##### Information supplied

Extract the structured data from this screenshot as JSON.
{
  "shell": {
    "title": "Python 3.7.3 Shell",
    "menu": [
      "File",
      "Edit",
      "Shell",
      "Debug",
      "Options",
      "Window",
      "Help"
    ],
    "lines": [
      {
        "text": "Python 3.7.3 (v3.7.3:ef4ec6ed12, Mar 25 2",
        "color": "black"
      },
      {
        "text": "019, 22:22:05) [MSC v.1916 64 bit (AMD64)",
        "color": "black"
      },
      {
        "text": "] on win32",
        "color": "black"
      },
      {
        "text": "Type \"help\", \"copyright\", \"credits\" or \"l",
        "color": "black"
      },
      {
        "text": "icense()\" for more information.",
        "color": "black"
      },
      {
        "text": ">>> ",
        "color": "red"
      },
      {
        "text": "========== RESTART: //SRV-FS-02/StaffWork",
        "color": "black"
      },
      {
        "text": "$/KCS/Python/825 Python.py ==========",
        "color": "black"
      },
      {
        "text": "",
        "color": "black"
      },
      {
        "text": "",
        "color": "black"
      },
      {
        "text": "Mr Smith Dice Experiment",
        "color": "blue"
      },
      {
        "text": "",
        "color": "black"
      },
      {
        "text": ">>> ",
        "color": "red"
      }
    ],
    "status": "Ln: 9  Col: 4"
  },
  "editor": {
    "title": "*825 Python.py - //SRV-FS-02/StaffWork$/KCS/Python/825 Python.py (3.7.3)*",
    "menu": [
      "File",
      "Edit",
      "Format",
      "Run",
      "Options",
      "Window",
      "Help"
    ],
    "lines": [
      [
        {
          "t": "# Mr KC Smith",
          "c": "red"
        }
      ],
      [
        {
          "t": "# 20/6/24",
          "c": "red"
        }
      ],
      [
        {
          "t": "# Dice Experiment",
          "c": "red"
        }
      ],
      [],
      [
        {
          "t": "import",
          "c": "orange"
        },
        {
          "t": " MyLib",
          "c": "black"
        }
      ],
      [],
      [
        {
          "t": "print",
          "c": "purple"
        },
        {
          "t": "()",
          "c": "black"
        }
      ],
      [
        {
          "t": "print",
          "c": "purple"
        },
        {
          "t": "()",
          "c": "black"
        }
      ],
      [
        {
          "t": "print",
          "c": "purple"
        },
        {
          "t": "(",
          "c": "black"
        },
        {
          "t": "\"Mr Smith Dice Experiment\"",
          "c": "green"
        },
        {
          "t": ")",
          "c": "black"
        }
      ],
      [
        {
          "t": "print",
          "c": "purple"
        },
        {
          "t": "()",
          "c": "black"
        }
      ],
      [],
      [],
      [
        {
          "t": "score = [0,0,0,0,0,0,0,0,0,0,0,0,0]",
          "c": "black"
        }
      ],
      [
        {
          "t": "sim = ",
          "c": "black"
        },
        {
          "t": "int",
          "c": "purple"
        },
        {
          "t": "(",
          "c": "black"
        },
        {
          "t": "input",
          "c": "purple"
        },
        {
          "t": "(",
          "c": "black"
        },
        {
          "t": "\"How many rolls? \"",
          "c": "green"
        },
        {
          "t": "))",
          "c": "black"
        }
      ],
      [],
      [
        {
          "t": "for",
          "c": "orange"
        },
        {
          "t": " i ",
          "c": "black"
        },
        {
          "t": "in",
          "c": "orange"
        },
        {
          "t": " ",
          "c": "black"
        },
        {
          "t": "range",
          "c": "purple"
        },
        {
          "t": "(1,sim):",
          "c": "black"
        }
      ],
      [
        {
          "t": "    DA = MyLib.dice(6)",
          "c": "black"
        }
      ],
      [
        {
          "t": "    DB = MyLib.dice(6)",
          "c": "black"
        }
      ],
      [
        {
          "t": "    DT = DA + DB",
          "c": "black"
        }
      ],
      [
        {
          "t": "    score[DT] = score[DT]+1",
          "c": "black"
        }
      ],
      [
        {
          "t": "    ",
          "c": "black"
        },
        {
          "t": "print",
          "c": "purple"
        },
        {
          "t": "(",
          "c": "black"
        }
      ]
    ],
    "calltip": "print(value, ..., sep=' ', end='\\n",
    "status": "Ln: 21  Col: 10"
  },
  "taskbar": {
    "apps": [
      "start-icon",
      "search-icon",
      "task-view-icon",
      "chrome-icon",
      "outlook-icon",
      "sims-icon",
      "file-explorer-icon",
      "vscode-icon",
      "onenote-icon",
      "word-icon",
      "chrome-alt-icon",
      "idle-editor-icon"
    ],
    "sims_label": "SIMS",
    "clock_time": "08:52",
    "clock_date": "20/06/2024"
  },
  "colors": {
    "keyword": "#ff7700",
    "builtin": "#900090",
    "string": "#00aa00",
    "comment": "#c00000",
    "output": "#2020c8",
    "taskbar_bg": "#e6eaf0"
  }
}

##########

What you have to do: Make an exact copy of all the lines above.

Answer to this exercise:
Extract the structured data from this screenshot as JSON.
{
  "shell": {
    "title": "Python 3.7.3 Shell",
    "menu": [
      "File",
      "Edit",
      "Shell",
      "Debug",
      "Options",
      "Window",
      "Help"
    ],
    "lines": [
      {
        "text": "Python 3.7.3 (v3.7.3:ef4ec6ed12, Mar 25 2",
        "color": "black"
      },
      {
        "text": "019, 22:22:05) [MSC v.1916 64 bit (AMD64)",
        "color": "black"
      },
      {
        "text": "] on win32",
        "color": "black"
      },
      {
        "text": "Type \"help\", \"copyright\", \"credits\" or \"l",
        "color": "black"
      },
      {
        "text": "icense()\" for more information.",
        "color": "black"
      },
      {
        "text": ">>> ",
        "color": "red"
      },
      {
        "text": "========== RESTART: //SRV-FS-02/StaffWork",
        "color": "black"
      },
      {
        "text": "$/KCS/Python/825 Python.py ==========",
        "color": "black"
      },
      {
        "text": "",
        "color": "black"
      },
      {
        "text": "",
        "color": "black"
      },
      {
        "text": "Mr Smith Dice Experiment",
        "color": "blue"
      },
      {
        "text": "",
        "color": "black"
      },
      {
        "text": ">>> ",
        "color": "red"
      }
    ],
    "status": "Ln: 9  Col: 4"
  },
  "editor": {
    "title": "*825 Python.py - //SRV-FS-02/StaffWork$/KCS/Python/825 Python.py (3.7.3)*",
    "menu": [
      "File",
      "Edit",
      "Format",
      "Run",
      "Options",
      "Window",
      "Help"
    ],
    "lines": [
      [
        {
          "t": "# Mr KC Smith",
          "c": "red"
        }
      ],
      [
        {
          "t": "# 20/6/24",
          "c": "red"
        }
      ],
      [
        {
          "t": "# Dice Experiment",
          "c": "red"
        }
      ],
      [],
      [
        {
          "t": "import",
          "c": "orange"
        },
        {
          "t": " MyLib",
          "c": "black"
        }
      ],
      [],
      [
        {
          "t": "print",
          "c": "purple"
        },
        {
          "t": "()",
          "c": "black"
        }
      ],
      [
        {
          "t": "print",
          "c": "purple"
        },
        {
          "t": "()",
          "c": "black"
        }
      ],
      [
        {
          "t": "print",
          "c": "purple"
        },
        {
          "t": "(",
          "c": "black"
        },
        {
          "t": "\"Mr Smith Dice Experiment\"",
          "c": "green"
        },
        {
          "t": ")",
          "c": "black"
        }
      ],
      [
        {
          "t": "print",
          "c": "purple"
        },
        {
          "t": "()",
          "c": "black"
        }
      ],
      [],
      [],
      [
        {
          "t": "score = [0,0,0,0,0,0,0,0,0,0,0,0,0]",
          "c": "black"
        }
      ],
      [
        {
          "t": "sim = ",
          "c": "black"
        },
        {
          "t": "int",
          "c": "purple"
        },
        {
          "t": "(",
          "c": "black"
        },
        {
          "t": "input",
          "c": "purple"
        },
        {
          "t": "(",
          "c": "black"
        },
        {
          "t": "\"How many rolls? \"",
          "c": "green"
        },
        {
          "t": "))",
          "c": "black"
        }
      ],
      [],
      [
        {
          "t": "for",
          "c": "orange"
        },
        {
          "t": " i ",
          "c": "black"
        },
        {
          "t": "in",
          "c": "orange"
        },
        {
          "t": " ",
          "c": "black"
        },
        {
          "t": "range",
          "c": "purple"
        },
        {
          "t": "(1,sim):",
          "c": "black"
        }
      ],
      [
        {
          "t": "    DA = MyLib.dice(6)",
          "c": "black"
        }
      ],
      [
        {
          "t": "    DB = MyLib.dice(6)",
          "c": "black"
        }
      ],
      [
        {
          "t": "    DT = DA + DB",
          "c": "black"
        }
      ],
      [
        {
          "t": "    score[DT] = score[DT]+1",
          "c": "black"
        }
      ],
      [
        {
          "t": "    ",
          "c": "black"
        },
        {
          "t": "print",
          "c": "purple"
        },
        {
          "t": "(",
          "c": "black"
        }
      ]
    ],
    "calltip": "print(value, ..., sep=' ', end='\\n",
    "status": "Ln: 21  Col: 10"
  },
  "taskbar": {
    "apps": [
      "start-icon",
      "search-icon",
      "task-view-icon",
      "chrome-icon",
      "outlook-icon",
      "sims-icon",
      "file-explorer-icon",
      "vscode-icon",
      "onenote-icon",
      "word-icon",
      "chrome-alt-icon",
      "idle-editor-icon"
    ],
    "sims_label": "SIMS",
    "clock_time": "08:52",
    "clock_date": "20/06/2024"
  },
  "colors": {
    "keyword": "#ff7700",
    "builtin": "#900090",
    "string": "#00aa00",
    "comment": "#c00000",
    "output": "#2020c8",
    "taskbar_bg": "#e6eaf0"
  }
}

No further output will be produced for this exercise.